** YOUR TASK **
Report the number of lines in the data below where the string "icon" shows up, and only that number.

** EXTRACTED DATA **
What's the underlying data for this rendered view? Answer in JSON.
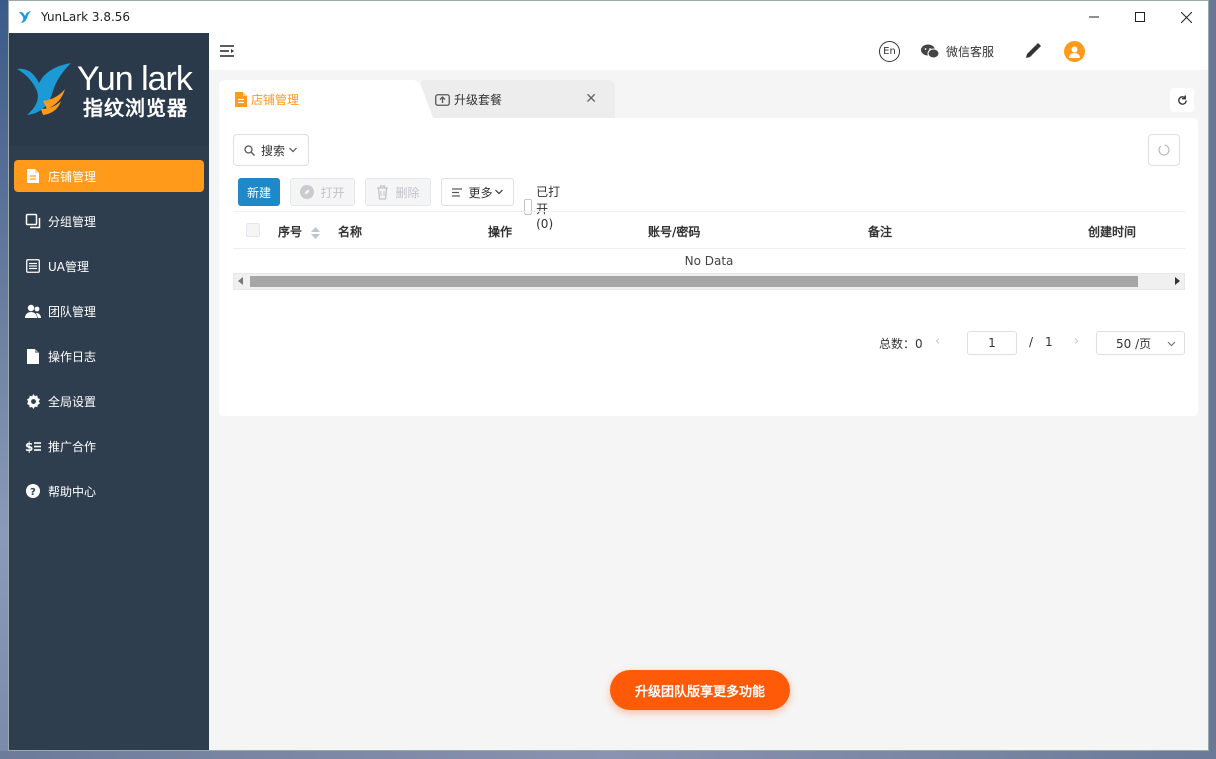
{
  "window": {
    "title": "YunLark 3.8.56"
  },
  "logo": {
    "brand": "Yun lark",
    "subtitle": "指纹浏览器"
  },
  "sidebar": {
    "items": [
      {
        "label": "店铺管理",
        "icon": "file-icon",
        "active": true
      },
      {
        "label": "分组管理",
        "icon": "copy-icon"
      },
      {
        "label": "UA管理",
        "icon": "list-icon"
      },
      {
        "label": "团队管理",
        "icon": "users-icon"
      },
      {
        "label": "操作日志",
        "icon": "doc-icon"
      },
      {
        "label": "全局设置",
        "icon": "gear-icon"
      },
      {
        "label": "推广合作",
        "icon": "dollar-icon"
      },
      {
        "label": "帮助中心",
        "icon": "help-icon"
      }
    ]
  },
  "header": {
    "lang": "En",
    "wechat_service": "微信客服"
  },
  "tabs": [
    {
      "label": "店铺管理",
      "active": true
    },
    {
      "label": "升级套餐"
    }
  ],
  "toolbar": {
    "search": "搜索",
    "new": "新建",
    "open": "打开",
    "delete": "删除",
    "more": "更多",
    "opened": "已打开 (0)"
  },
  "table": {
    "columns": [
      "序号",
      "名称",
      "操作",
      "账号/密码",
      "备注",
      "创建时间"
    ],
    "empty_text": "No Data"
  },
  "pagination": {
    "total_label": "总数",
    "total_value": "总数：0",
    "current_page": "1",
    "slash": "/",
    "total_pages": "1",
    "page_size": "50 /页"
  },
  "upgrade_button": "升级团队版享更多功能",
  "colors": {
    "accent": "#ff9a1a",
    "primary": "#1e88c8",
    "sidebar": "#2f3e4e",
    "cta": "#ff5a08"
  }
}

** ANSWER FOR THE TASK **
8